The majority of low-income students in the US who are qualified to attend selective universities go to open-access colleges instead, according to a report that shows that most elite institutions could increase enrolment of poor students without significantly hurting their academic standards, graduation rates or budgets.
It finds that only 6 per cent, or 346, of the 5,500 universities and colleges in the US would have to change their student mix as a result of a proposed policy that would dictate that 20 per cent of students must be made up of Pell Grant recipients. The grants are a subsidy provided by the US government for students with financial need.
But such a policy would disproportionately fall on elite colleges; the median enrolment of Pell Grant recipients at the nation’s most selective colleges is only 14 per cent.
Bipartisan legislation introduced by two US senators last year requires colleges with the lowest ratio of Pell Grant recipients to admit more low-income students or pay a penalty.
Anthony Carnevale, CEW director and lead author of the report, The 20% Solution: Selective Colleges Can Afford to Take More Pell Grant Recipients, said that the common argument among college presidents against such a threshold is that they cannot afford to admit more low-income students and poorer students do not achieve the same outcomes.
However, the study rejects these claims.
It presents figures showing that about 150,000 Pell Grant recipients achieve admissions test scores that are as high as other students at selective colleges, but more than half (86,000) attend open-access colleges instead.
Furthermore, while low-income students at open-access universities have only a 48 per cent chance of graduating, this increases to 78 per cent for those who attend selective universities. These rates are virtually the same as those for non-Pell Grant recipients at both types of institution.
The report also argues that selective colleges have the money to withstand such a policy; the 69 most selective private colleges in the country each had an overall annual budget surplus of about $139 million (£108 million) between 2012 and 2015 and a median endowment of $1.2 billion, it said.
However, the report recognises that introducing a threshold will create difficult decisions for institutions. Selective universities will either need to increase overall enrolment, which means that they will be less exclusive; admit fewer international students, which means that they will receive less revenue; or give admissions preference to low-income students and leave many highly qualified students “on the outside looking in”.
Professor Carnevale said that the higher education system in the US “actively seeks status and brand value by excluding people” and that the only way to break this “dynamic” is to demand a change that allows universities to retain their competitive position while admitting more disadvantaged students.
He added that a government policy dictating a minimum threshold of low-income students is “well within the realm of possibility”.

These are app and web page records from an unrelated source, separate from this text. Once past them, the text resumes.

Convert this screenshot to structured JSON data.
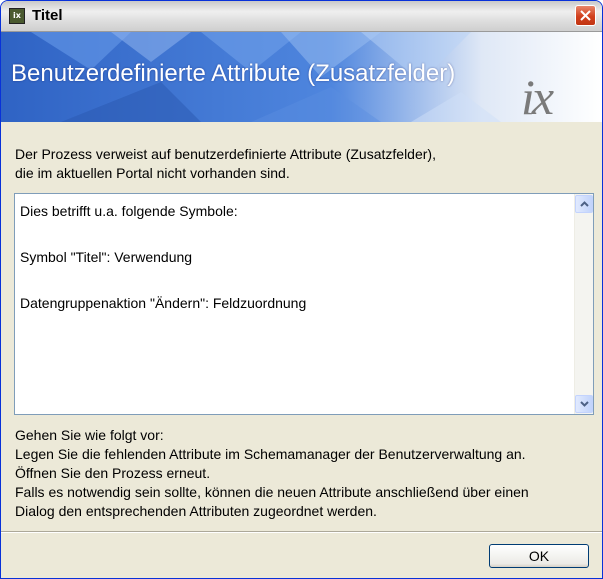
{
  "window": {
    "title": "Titel",
    "app_icon_text": "ix"
  },
  "banner": {
    "title": "Benutzerdefinierte Attribute (Zusatzfelder)",
    "logo_text": "ix"
  },
  "intro": {
    "lines": [
      "Der Prozess verweist auf benutzerdefinierte Attribute (Zusatzfelder),",
      "die im aktuellen Portal nicht vorhanden sind."
    ]
  },
  "details": {
    "lines": [
      "Dies betrifft u.a. folgende Symbole:",
      "",
      "Symbol \"Titel\": Verwendung",
      "",
      "Datengruppenaktion \"Ändern\": Feldzuordnung"
    ]
  },
  "instructions": {
    "lines": [
      "Gehen Sie wie folgt vor:",
      "Legen Sie die fehlenden Attribute im Schemamanager der Benutzerverwaltung an.",
      "Öffnen Sie den Prozess erneut.",
      "Falls es notwendig sein sollte, können die neuen Attribute anschließend über einen",
      "Dialog den entsprechenden Attributen zugeordnet werden."
    ]
  },
  "buttons": {
    "ok_label": "OK"
  },
  "colors": {
    "banner_blue": "#3569c8",
    "close_red": "#d1401d"
  }
}
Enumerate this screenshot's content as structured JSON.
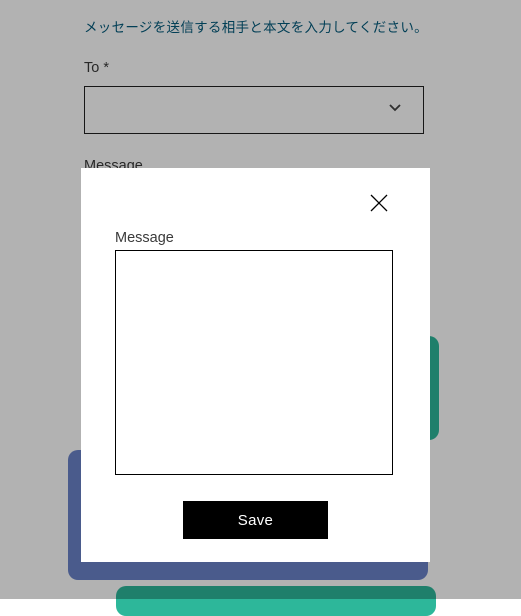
{
  "form": {
    "instruction": "メッセージを送信する相手と本文を入力してください。",
    "to_label": "To *",
    "message_label": "Message"
  },
  "modal": {
    "message_label": "Message",
    "textarea_value": "",
    "save_label": "Save"
  }
}
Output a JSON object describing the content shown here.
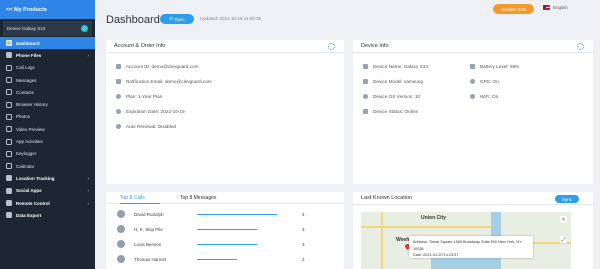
{
  "sidebar": {
    "back_label": "<< My Products",
    "device_name": "Device Galaxy S10",
    "items": [
      {
        "label": "Dashboard",
        "active": true,
        "bold": true,
        "arrow": false,
        "icon": "dashboard-icon"
      },
      {
        "label": "Phone Files",
        "bold": true,
        "arrow": true,
        "icon": "phone-files-icon"
      },
      {
        "label": "Call Logs",
        "icon": "call-icon"
      },
      {
        "label": "Messages",
        "icon": "message-icon"
      },
      {
        "label": "Contacts",
        "icon": "contacts-icon"
      },
      {
        "label": "Browser History",
        "icon": "browser-icon"
      },
      {
        "label": "Photos",
        "icon": "photo-icon"
      },
      {
        "label": "Video Preview",
        "icon": "video-icon"
      },
      {
        "label": "App Activities",
        "icon": "apps-icon"
      },
      {
        "label": "Keylogger",
        "icon": "keyboard-icon"
      },
      {
        "label": "Calendar",
        "icon": "calendar-icon"
      },
      {
        "label": "Location Tracking",
        "bold": true,
        "arrow": true,
        "icon": "location-icon"
      },
      {
        "label": "Social Apps",
        "bold": true,
        "arrow": true,
        "icon": "social-icon"
      },
      {
        "label": "Remote Control",
        "bold": true,
        "arrow": true,
        "icon": "remote-icon"
      },
      {
        "label": "Data Export",
        "bold": true,
        "arrow": false,
        "icon": "export-icon"
      }
    ]
  },
  "header": {
    "title": "Dashboard",
    "sync_label": "Sync",
    "updated": "Updated: 2021-10-19 11:00:39",
    "monitor_label": "Monitor Now",
    "language": "English"
  },
  "account": {
    "title": "Account & Order Info",
    "rows": [
      "Account ID: demo@clevguard.com",
      "Notification Email: demo@clevguard.com",
      "Plan: 1-Year Plan",
      "Expiration Date: 2022-10-19",
      "Auto Renewal: Disabled"
    ]
  },
  "device": {
    "title": "Device Info",
    "left": [
      "Device Name: Galaxy S10",
      "Device Model: samsung",
      "Device OS Version: 10",
      "Device Status: Online"
    ],
    "right": [
      "Battery Level: 59%",
      "GPS: On",
      "WiFi: On"
    ]
  },
  "calls": {
    "tab_active": "Top 8 Calls",
    "tab_other": "Top 8 Messages",
    "rows": [
      {
        "name": "David Rudolph",
        "count": "4",
        "bar": 1.0
      },
      {
        "name": "H. K. Skip Pile",
        "count": "3",
        "bar": 0.75
      },
      {
        "name": "Louis Benson",
        "count": "3",
        "bar": 0.75
      },
      {
        "name": "Thomas Harmer",
        "count": "2",
        "bar": 0.5
      }
    ]
  },
  "location": {
    "title": "Last Known Location",
    "sync_label": "Sync",
    "map_label": "Union City",
    "map_label2": "Weeh",
    "address": "Address: Times Square,1560 Broadway Suite 800 New York, NY 10036",
    "date": "Date: 2021-01-20 14:23:37"
  },
  "colors": {
    "accent": "#2f9ee8",
    "sidebar_bg": "#1d2733",
    "monitor": "#f29a2e"
  }
}
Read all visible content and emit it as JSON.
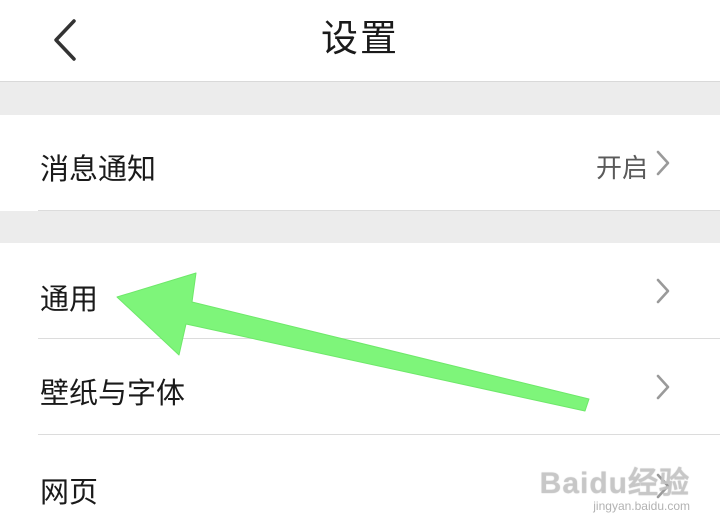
{
  "header": {
    "title": "设置",
    "back_icon": "chevron-left-icon"
  },
  "settings": {
    "notifications": {
      "label": "消息通知",
      "value": "开启",
      "icon": "chevron-right-icon"
    },
    "general": {
      "label": "通用",
      "icon": "chevron-right-icon"
    },
    "wallpaper_font": {
      "label": "壁纸与字体",
      "icon": "chevron-right-icon"
    },
    "webpage": {
      "label": "网页",
      "icon": "chevron-right-icon"
    }
  },
  "annotation": {
    "type": "arrow",
    "color": "#7ef57a",
    "points_to": "general"
  },
  "watermark": {
    "logo": "Baidu经验",
    "site": "jingyan.baidu.com"
  },
  "colors": {
    "background": "#ffffff",
    "section_gap": "#ececec",
    "divider": "#dcdcdc",
    "chevron": "#9a9a9a",
    "text_primary": "#1a1a1a",
    "text_secondary": "#5a5a5a"
  }
}
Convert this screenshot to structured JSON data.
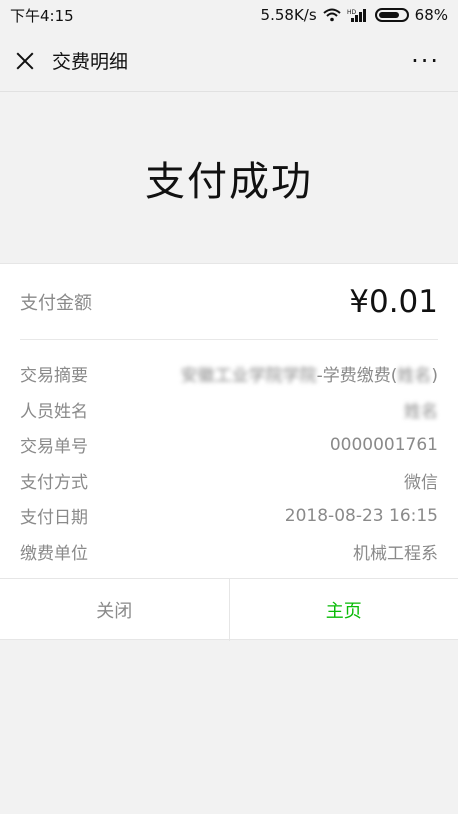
{
  "status": {
    "time": "下午4:15",
    "speed": "5.58K/s",
    "hd": "HD",
    "battery": "68%"
  },
  "nav": {
    "title": "交费明细",
    "more": "···"
  },
  "result": {
    "title": "支付成功"
  },
  "payment": {
    "amount_label": "支付金额",
    "amount_value": "¥0.01",
    "details": [
      {
        "label": "交易摘要",
        "value_blurred_prefix": "安徽工业学院学院",
        "value_mid": "-学费缴费(",
        "value_blurred_suffix": "姓名",
        "value_end": ")"
      },
      {
        "label": "人员姓名",
        "value_blurred": "姓名"
      },
      {
        "label": "交易单号",
        "value": "0000001761"
      },
      {
        "label": "支付方式",
        "value": "微信"
      },
      {
        "label": "支付日期",
        "value": "2018-08-23 16:15"
      },
      {
        "label": "缴费单位",
        "value": "机械工程系"
      }
    ]
  },
  "actions": {
    "close_label": "关闭",
    "home_label": "主页"
  },
  "colors": {
    "accent": "#09bb07",
    "muted": "#8a8a8a",
    "background": "#f2f2f2"
  }
}
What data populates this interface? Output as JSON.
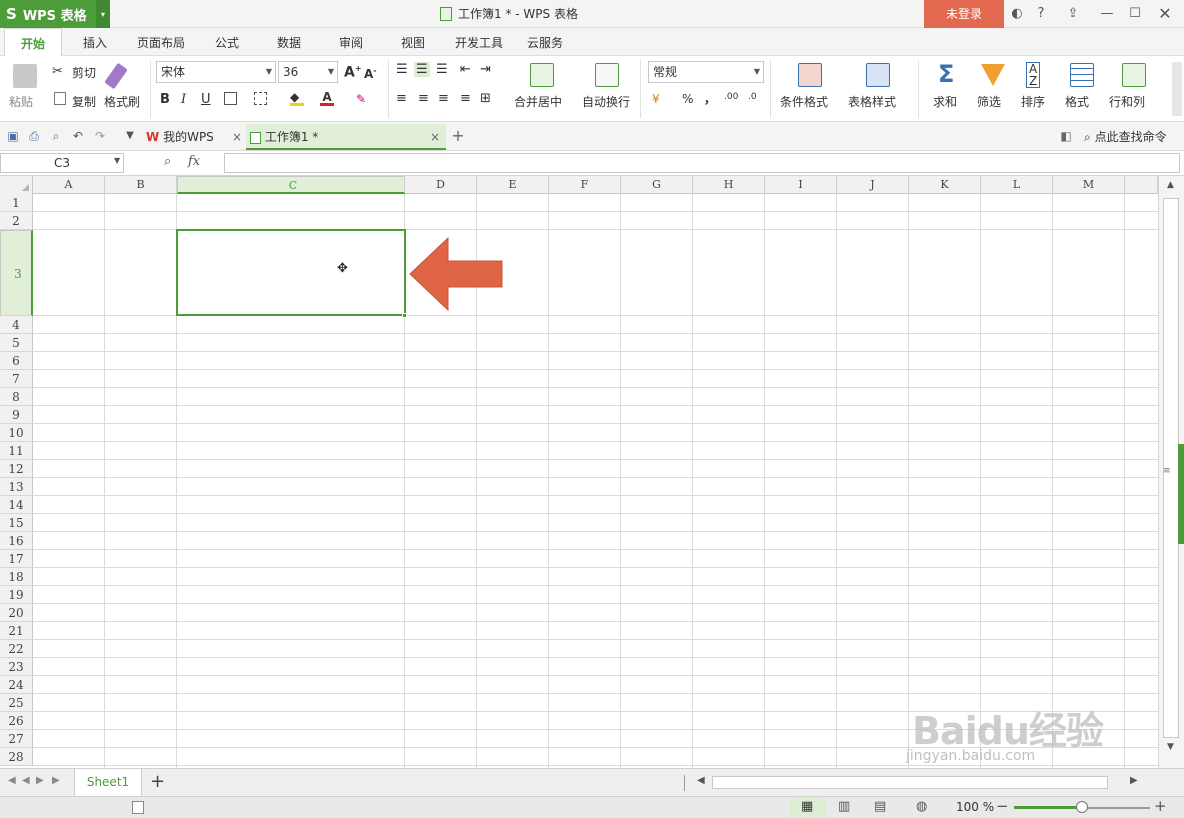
{
  "app": {
    "logo_letter": "S",
    "name": "WPS 表格",
    "menu_caret": "▾"
  },
  "window": {
    "title": "工作簿1 * - WPS 表格",
    "login_label": "未登录",
    "help": "?",
    "caret": "▾"
  },
  "tabs": [
    "开始",
    "插入",
    "页面布局",
    "公式",
    "数据",
    "审阅",
    "视图",
    "开发工具",
    "云服务"
  ],
  "ribbon": {
    "paste": "粘贴",
    "cut": "剪切",
    "copy": "复制",
    "format_painter": "格式刷",
    "font_name": "宋体",
    "font_size": "36",
    "bold": "B",
    "italic": "I",
    "underline": "U",
    "merge_center": "合并居中",
    "wrap_text": "自动换行",
    "number_format": "常规",
    "percent": "%",
    "comma": "，",
    "conditional_format": "条件格式",
    "table_style": "表格样式",
    "sum": "求和",
    "filter": "筛选",
    "sort": "排序",
    "format": "格式",
    "row_col": "行和列"
  },
  "doc_tabs": [
    {
      "label": "我的WPS"
    },
    {
      "label": "工作簿1 *"
    }
  ],
  "find_command": "点此查找命令",
  "formula_bar": {
    "cell_ref": "C3",
    "fx": "fx",
    "value": ""
  },
  "columns": [
    "A",
    "B",
    "C",
    "D",
    "E",
    "F",
    "G",
    "H",
    "I",
    "J",
    "K",
    "L",
    "M"
  ],
  "rows": [
    "1",
    "2",
    "3",
    "4",
    "5",
    "6",
    "7",
    "8",
    "9",
    "10",
    "11",
    "12",
    "13",
    "14",
    "15",
    "16",
    "17",
    "18",
    "19",
    "20",
    "21",
    "22",
    "23",
    "24",
    "25",
    "26",
    "27",
    "28"
  ],
  "selected_cell": "C3",
  "sheets": [
    "Sheet1"
  ],
  "status": {
    "zoom": "100 %",
    "zoom_level": 0.5
  },
  "watermark": {
    "brand": "Baidu经验",
    "url": "jingyan.baidu.com"
  },
  "colors": {
    "accent": "#4c9c3a",
    "login": "#e2684f",
    "arrow": "#e06446"
  }
}
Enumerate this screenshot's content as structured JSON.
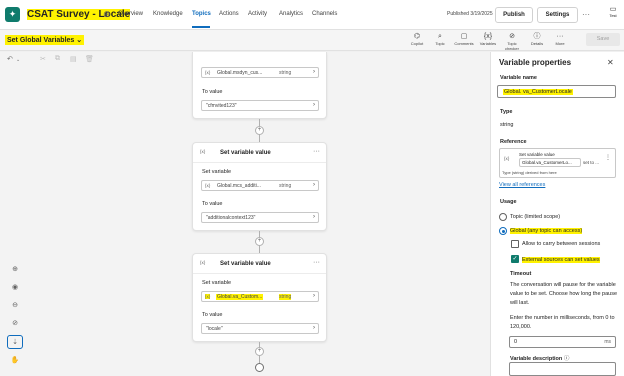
{
  "app": {
    "title": "CSAT Survey - Locale",
    "tabs": [
      "Overview",
      "Knowledge",
      "Topics",
      "Actions",
      "Activity",
      "Analytics",
      "Channels"
    ],
    "active_tab": "Topics",
    "published": "Published 3/19/2025",
    "publish_label": "Publish",
    "settings_label": "Settings",
    "more_glyph": "···",
    "test_label": "Test"
  },
  "toolbar": {
    "topic_name": "Set Global Variables",
    "tools": [
      "Copilot",
      "Topic",
      "Comments",
      "Variables",
      "Topic checker",
      "Details",
      "More"
    ],
    "save_label": "Save"
  },
  "canvas": {
    "nodes": [
      {
        "title": "",
        "set_variable_label": "",
        "variable": "Global.msdyn_cus...",
        "type": "string",
        "to_value_label": "To value",
        "value": "\"cfmvited123\""
      },
      {
        "title": "Set variable value",
        "set_variable_label": "Set variable",
        "variable": "Global.mcs_additi...",
        "type": "string",
        "to_value_label": "To value",
        "value": "\"additionalcontext123\""
      },
      {
        "title": "Set variable value",
        "set_variable_label": "Set variable",
        "variable": "Global.va_Custom...",
        "type": "string",
        "to_value_label": "To value",
        "value": "\"locale\""
      }
    ],
    "x_badge": "{x}",
    "plus_glyph": "+"
  },
  "panel": {
    "title": "Variable properties",
    "variable_name_label": "Variable name",
    "variable_name": "Global.     va_CustomerLocale",
    "type_label": "Type",
    "type_value": "string",
    "reference_label": "Reference",
    "reference_title": "Set variable value",
    "reference_chip": "Global.va_CustomerLo...",
    "reference_suffix": "set to ...",
    "reference_note": "Type (string) derived from here",
    "view_all_references": "View all references",
    "usage_label": "Usage",
    "usage_topic": "Topic (limited scope)",
    "usage_global": "Global (any topic can access)",
    "allow_carry": "Allow to carry between sessions",
    "external_sources": "External sources can set values",
    "timeout_label": "Timeout",
    "timeout_desc": "The conversation will pause for the variable value to be set. Choose how long the pause will last.",
    "timeout_hint": "Enter the number in milliseconds, from 0 to 120,000.",
    "timeout_value": "0",
    "timeout_unit": "ms",
    "description_label": "Variable description"
  }
}
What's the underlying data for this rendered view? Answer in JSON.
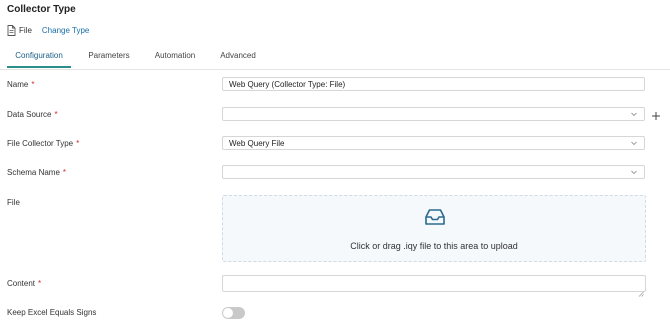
{
  "section_title": "Collector Type",
  "type_row": {
    "file_label": "File",
    "change_type_label": "Change Type"
  },
  "tabs": [
    {
      "label": "Configuration",
      "active": true
    },
    {
      "label": "Parameters",
      "active": false
    },
    {
      "label": "Automation",
      "active": false
    },
    {
      "label": "Advanced",
      "active": false
    }
  ],
  "form": {
    "name": {
      "label": "Name",
      "required": "*",
      "value": "Web Query (Collector Type: File)"
    },
    "data_source": {
      "label": "Data Source",
      "required": "*",
      "value": ""
    },
    "file_collector_type": {
      "label": "File Collector Type",
      "required": "*",
      "value": "Web Query File"
    },
    "schema_name": {
      "label": "Schema Name",
      "required": "*",
      "value": ""
    },
    "file": {
      "label": "File",
      "upload_text": "Click or drag .iqy file to this area to upload"
    },
    "content": {
      "label": "Content",
      "required": "*",
      "value": ""
    },
    "keep_excel_equals": {
      "label": "Keep Excel Equals Signs",
      "enabled": false
    }
  },
  "colors": {
    "accent_teal": "#2a8f8a",
    "link_blue": "#1a6fa8",
    "required_red": "#d12b2b",
    "upload_icon": "#2b6a8f"
  },
  "icons": [
    "file-icon",
    "plus-icon",
    "chevron-down-icon",
    "inbox-icon",
    "resize-grip-icon"
  ]
}
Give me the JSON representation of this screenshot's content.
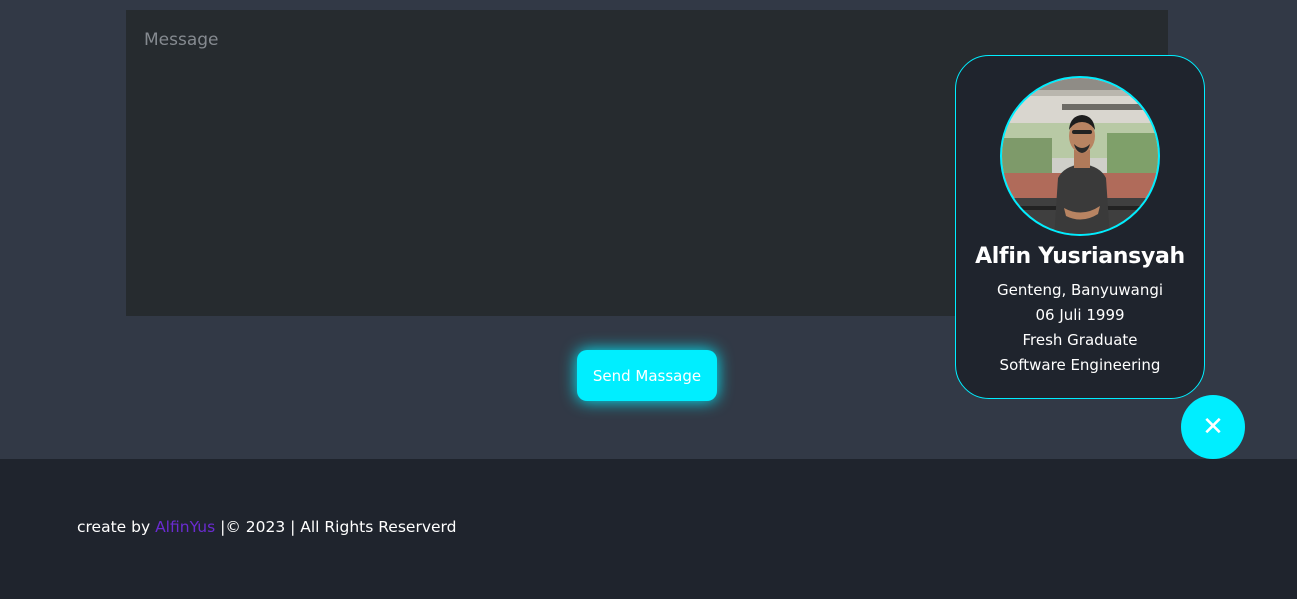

“The Trump populist view of the world is that higher education is elitist. And, therefore, demanding working-class mobility is of interest even on the Republican side of the aisle now, and always has been [of interest] on the Democrat side,” he said.